A gay man who spent most of his life “radically attempting anything to become straight” says New Zealand's conversion therapy bill needs to follow legislation in the Australian state of Victoria and address “little touchy areas correctly”.
Yesterday, Justice Minister Kris Faafoi today said Government was aiming to ban conversion therapy by February next year at the latest.
Jim Marjoram said there was excitement about the “wonderful” Government announcement, but he offered a warning to MPs.
“The devil will be in the detail of course and because there are a lot of concerns about religious freedom and free speech,” he said.
“That’s where we’re going to have to make sure everything is done properly because if you just had a blanket ban, there was a lot of fine points in the Victorian bill around the input from medical professionals, especially in areas of gender issues and so on, we have to address all those little touchy areas correctly.”
“We don’t care what you believe but when you’re promoting a practice that harms people in very traumatic ways, we have to recognise that the suicide rate for LGBT people in those sort of [religious] environments is over the roof, absolutely dreadful.”
Marjoram was familiar with various conversion therapy methods after going through a variety of them himself in a decades-long bid to change himself.
“I’m a product of the 60s and you don’t even talk about your sexuality or gender in those days, I knew as soon as puberty hit that I was gay but no way to do anything about it or talk about even,” he told Breakfast.
“I became a Christian in my late teens thinking it was a spiritual journey but to actually be genuine to myself, I didn’t know what to do so I thought I can’t be gay, I just can’t.”
“I dove into Christianity in an effort to change because I had heard that you could be changed, it was absolutely possible, from that point on I spent my whole life just radically attempting anything I could to become straight, normal.”
Marjoram underwent a variety of conversion therapies and says the underlying message for those in such treatments are dangerous.
“I ended up going through all sorts of things, all sorts of prayer therapies right through to deliverance therapies where they cast out the demons,” he said.
“The primary (message) is that you’re broken and God doesn’t like you like that, some go far as to say God can’t stand the sight of you, others will just say he loves you but he just wants to be normal which is now the primary focus of conversion therapy .”
“A lot of it comes across as a very loving process but there’s still this element to it that you are broken and must be fixed.”

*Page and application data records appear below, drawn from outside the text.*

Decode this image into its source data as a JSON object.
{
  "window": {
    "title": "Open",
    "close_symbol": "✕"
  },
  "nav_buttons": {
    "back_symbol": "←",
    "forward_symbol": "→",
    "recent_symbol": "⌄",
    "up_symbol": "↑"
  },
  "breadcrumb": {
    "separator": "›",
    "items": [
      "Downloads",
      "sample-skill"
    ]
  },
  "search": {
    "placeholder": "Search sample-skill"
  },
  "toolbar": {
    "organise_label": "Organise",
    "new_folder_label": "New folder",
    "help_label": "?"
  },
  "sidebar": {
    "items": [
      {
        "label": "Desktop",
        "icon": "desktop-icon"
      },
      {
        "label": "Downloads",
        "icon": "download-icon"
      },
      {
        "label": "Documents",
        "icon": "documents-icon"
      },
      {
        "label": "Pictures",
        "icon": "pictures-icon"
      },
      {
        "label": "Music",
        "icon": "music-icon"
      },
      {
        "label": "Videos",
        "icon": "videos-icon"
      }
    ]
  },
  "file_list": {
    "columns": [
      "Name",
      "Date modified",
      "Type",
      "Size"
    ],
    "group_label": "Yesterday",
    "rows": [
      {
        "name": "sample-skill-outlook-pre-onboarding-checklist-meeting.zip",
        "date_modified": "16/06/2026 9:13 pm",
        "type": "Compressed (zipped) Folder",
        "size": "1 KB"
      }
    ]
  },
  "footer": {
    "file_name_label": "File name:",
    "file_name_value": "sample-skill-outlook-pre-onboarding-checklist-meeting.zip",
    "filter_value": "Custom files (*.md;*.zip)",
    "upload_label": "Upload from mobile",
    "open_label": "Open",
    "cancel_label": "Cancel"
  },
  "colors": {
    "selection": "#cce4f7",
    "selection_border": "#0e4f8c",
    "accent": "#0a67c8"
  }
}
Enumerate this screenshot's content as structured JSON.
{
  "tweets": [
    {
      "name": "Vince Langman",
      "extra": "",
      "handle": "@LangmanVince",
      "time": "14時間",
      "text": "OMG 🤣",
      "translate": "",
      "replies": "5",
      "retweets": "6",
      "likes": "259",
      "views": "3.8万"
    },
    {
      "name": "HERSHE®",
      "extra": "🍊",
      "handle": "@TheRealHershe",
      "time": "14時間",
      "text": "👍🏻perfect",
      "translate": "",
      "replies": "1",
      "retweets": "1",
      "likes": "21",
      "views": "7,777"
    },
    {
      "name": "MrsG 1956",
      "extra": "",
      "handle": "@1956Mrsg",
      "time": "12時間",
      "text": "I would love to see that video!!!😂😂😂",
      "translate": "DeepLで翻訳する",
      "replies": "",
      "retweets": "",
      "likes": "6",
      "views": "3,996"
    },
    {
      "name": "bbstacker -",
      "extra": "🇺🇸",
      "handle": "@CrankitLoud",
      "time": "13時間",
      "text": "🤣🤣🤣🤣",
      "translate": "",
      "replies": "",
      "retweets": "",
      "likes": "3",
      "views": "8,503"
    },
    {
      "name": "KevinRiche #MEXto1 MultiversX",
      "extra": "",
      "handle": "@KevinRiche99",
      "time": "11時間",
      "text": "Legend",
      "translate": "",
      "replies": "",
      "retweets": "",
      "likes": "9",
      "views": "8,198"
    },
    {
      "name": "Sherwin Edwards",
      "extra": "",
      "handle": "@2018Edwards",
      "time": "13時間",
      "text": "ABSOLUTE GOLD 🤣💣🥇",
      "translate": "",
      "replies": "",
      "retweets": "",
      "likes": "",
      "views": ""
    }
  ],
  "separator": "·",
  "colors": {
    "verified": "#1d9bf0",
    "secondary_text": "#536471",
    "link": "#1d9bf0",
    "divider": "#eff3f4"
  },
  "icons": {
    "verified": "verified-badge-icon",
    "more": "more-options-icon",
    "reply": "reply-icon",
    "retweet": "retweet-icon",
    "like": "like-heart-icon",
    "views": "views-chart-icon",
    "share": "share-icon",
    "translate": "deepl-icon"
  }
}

Marjoram said the fear of being found out meant he continued to practise conversion therapy with his wife in the mid-1990s.
“My wife and I worked together (as conversion therapists), she had come from lesbian relationships. We had that background in common, we ended up joining an organisation called Living Waters in the mid ‘90s and we worked together, we’re both musicians so we’re sort of music leaders,” he said.
“We became work leaders and worked in good faith, in helping people but through all this time, this massive cognitive dissonance going on where I knew I was just as gay as I ever was, but you live in this repression, denial.”
“It’s underneath everything in your life, part of it is this constant deep fear that I’d get found out and I’d be a fraud, I had to keep this front up all the time because I wasn’t allowed to be gay, my belief system said sorry you can’t do it.
“I just had no choice but to keep going on.”
The death of his wife from cancer a decade ago set Marjoram on a path to living with more “personal integrity”.
“I looked after her for about 18 months, two years. When she passed away, I thought that’s it, I was an absolute mess, I had a breakdown, I had to sit back and deconstruct everything,” he said.
“I have never lived with personal integrity my whole life.”
Marjoram's journey was complete when he founded an organisation called Silent Gays, an independent service that addresses the abuses of religion and conversion therapy.
“I focus on helping people coming out of all the years of abuse, very rewarding.”